The other group was told that the flashes simply signaled the next question. Why Adorable Puppies Can Make You Feel Violent. Cute aggression is a particularly strange phenomenon. When we see something so cute, or even think about it – like a baby kitten, stumbling across the floor – we first experience a tsunami of positivity, an overwhelming accumulation of fuzzy happiness. Then, somewhat perplexingly, this feeling sometimes coexists with the urge to squeeze the kitten to death. This effect is recognized by scientists, and a study published earlier this year in the journal Psychological Science explains that this secondary, negative response may be trying to counteract the out-of-control positive one.

The research group from Yale University coined the term “cute aggression,” and it is thought to belong to one of a series of paradoxical combinations of positive and negative emotions, which also include nervous laughter or tears of joy. The Bug We Love to Hate. Scorned by city dwellers, the much-maligned cockroach is one of the great success stories of evolution 01-01-1993 // Richard Wolkomir Behind the U.S. Beyond the Human Eye: Orchid Roots: Botanical Sponges. You can crudely divide orchids into two groups: ground orchids, rooted in the soil - like Pleione species, for example - and epiphytic orchids like the one below, that often grow on the branches of trees in tropical forests.

The dangling roots of the epiphytic types have a dual role, sometimes anchoring the plant and always acting as storage vessels for water that they absorb from mist and sudden tropical downpours. If you cut a section through one of these roots (above) you can see their unique structure, that allows them to absorb and store water. The bright yellow ring of thick-walled cells at the bottom of the image above is the plant's internal plumbing - the pipes (xylem vessels) that conduct water from the roots to the leaves and flowers. Beyond that the thin-walled blue cells are the packing cells that are alive and contain some chloroplasts, like the leaves.

7 Fascinating Facts About Bats. Here’s What Sex Looks Like From INSIDE The Vagina. IPAs Are Giving You Man Boobs. ‘Sexual depravity’ of penguins that Antarctic scientist dared not reveal. Landmark polar research about the Adelie penguin’s sex life by Captain Scott’s expedition, deemed too shocking for the public 100 years ago, is unearthed at the Natural History Museum It was the sight of a young male Adelie penguin attempting to have sex with a dead female that particularly unnerved George Murray Levick, a scientist with the 1910-13 Scott Antarctic Expedition.

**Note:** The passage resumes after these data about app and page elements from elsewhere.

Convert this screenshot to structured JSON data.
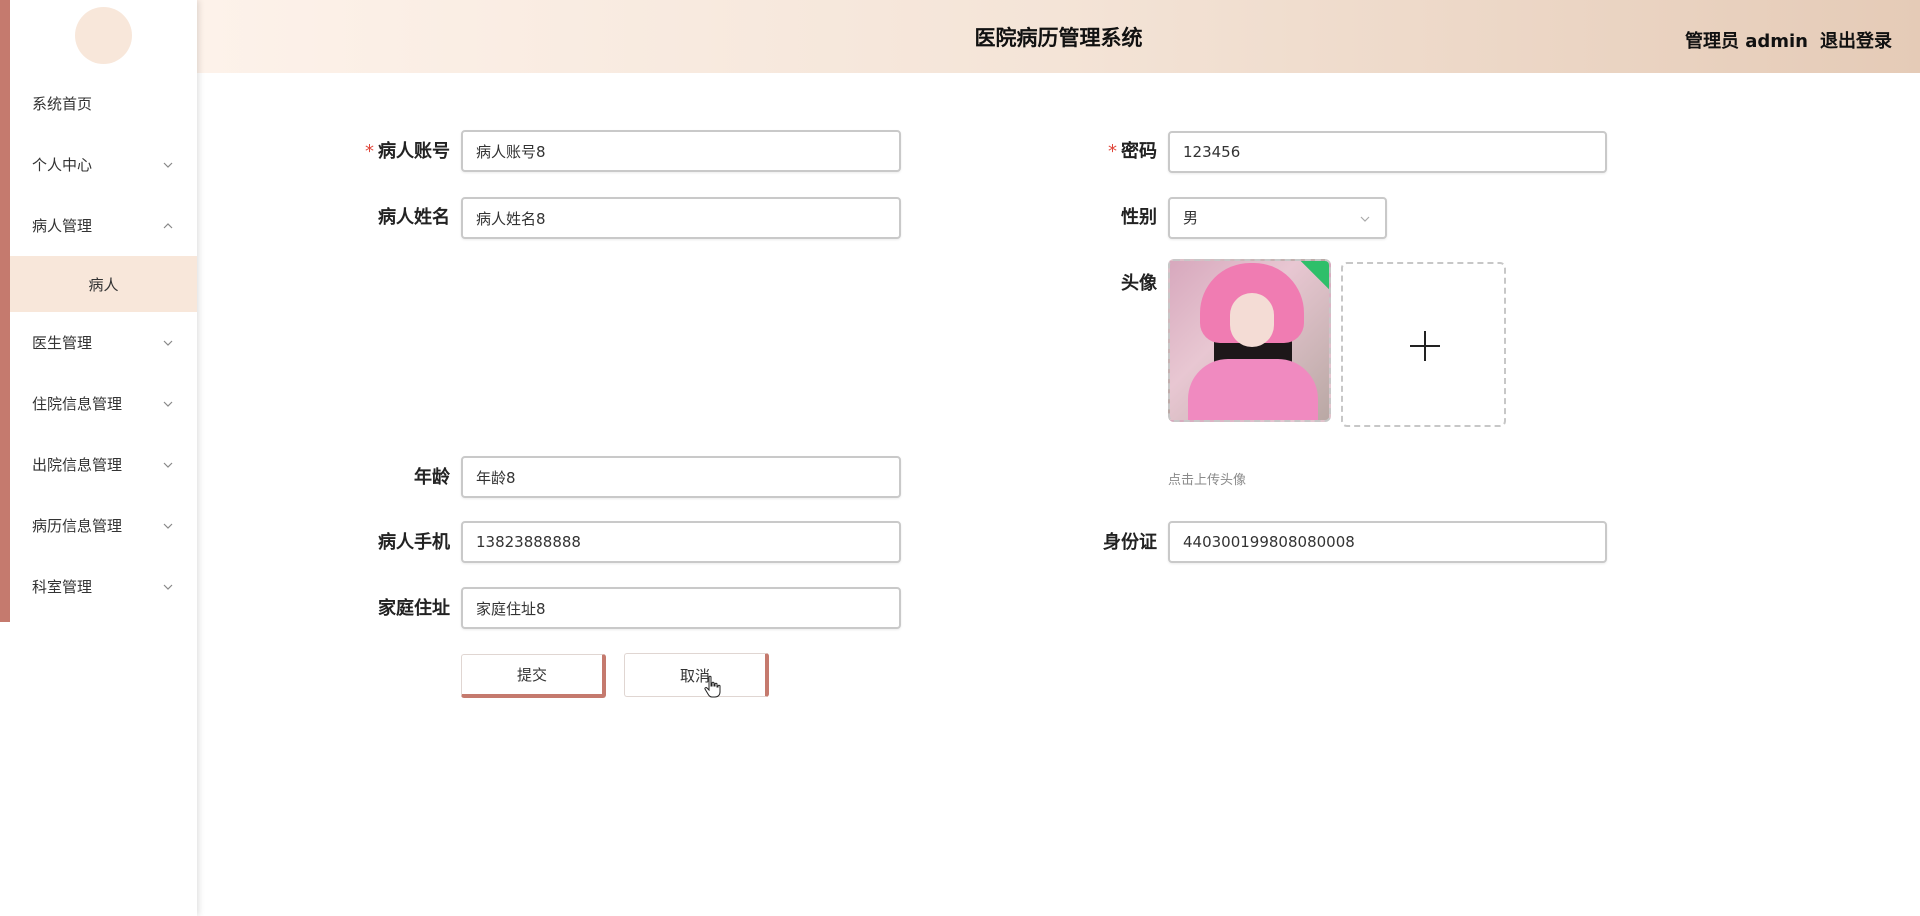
{
  "app": {
    "title": "医院病历管理系统",
    "user_label": "管理员 admin",
    "logout_label": "退出登录"
  },
  "sidebar": {
    "items": [
      {
        "label": "系统首页",
        "has_chevron": false
      },
      {
        "label": "个人中心",
        "has_chevron": true,
        "expanded": false
      },
      {
        "label": "病人管理",
        "has_chevron": true,
        "expanded": true
      },
      {
        "label": "医生管理",
        "has_chevron": true,
        "expanded": false
      },
      {
        "label": "住院信息管理",
        "has_chevron": true,
        "expanded": false
      },
      {
        "label": "出院信息管理",
        "has_chevron": true,
        "expanded": false
      },
      {
        "label": "病历信息管理",
        "has_chevron": true,
        "expanded": false
      },
      {
        "label": "科室管理",
        "has_chevron": true,
        "expanded": false
      }
    ],
    "submenu": {
      "label": "病人"
    }
  },
  "form": {
    "account": {
      "label": "病人账号",
      "value": "病人账号8",
      "required": true
    },
    "password": {
      "label": "密码",
      "value": "123456",
      "required": true
    },
    "name": {
      "label": "病人姓名",
      "value": "病人姓名8"
    },
    "gender": {
      "label": "性别",
      "value": "男"
    },
    "avatar": {
      "label": "头像",
      "hint": "点击上传头像"
    },
    "age": {
      "label": "年龄",
      "value": "年龄8"
    },
    "phone": {
      "label": "病人手机",
      "value": "13823888888"
    },
    "id_card": {
      "label": "身份证",
      "value": "440300199808080008"
    },
    "address": {
      "label": "家庭住址",
      "value": "家庭住址8"
    },
    "required_mark": "*",
    "submit_label": "提交",
    "cancel_label": "取消"
  },
  "colors": {
    "accent": "#c57a6e",
    "submenu_bg": "#f8e7da",
    "required": "#e0463a"
  }
}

Io9.gizmodo. How Brain Implants (and Other Technology) Could Make the Death Penalty Obsolete. Love Sick: Your Body Can Literally Repel A Guy Who's Wrong For You. The Chemist Who Hasn't Showered in 12 Years Explains Why He Doesn't Stink. What Do Cats Think About Us? You May Be Surprised. Since cats first got their adorable claws into us about 9,500 years ago, humans have had a love affair with felines. Today more than 80 million cats reside in U.S. homes, with an estimated three cats for every dog on the planet. (Watch a video about the secret lives of cats.) Gizmodo. Moss Reproduction. At regular intervals depending on species and weather condition, mosses produce small sexual structures known as archegonium (female structure that produces egg cells), or antheridium (male structure that produces sperm cells). These can occur on different parts of the same plant but more often on different plants.

The male plant sometimes has a visible rosette at the shoot tip, which contain a mass of antheridia among protective hairs or surrounded by modified leaves. Blue Planet Biomes. Beneficial insects in the landscape: #55 Giant Water Bug (Lethocerus americanus) With the Giant Water Bug (Lethocerus americanus), nature has outdone itself on the weirdness scale. Lifes Little Mysteries.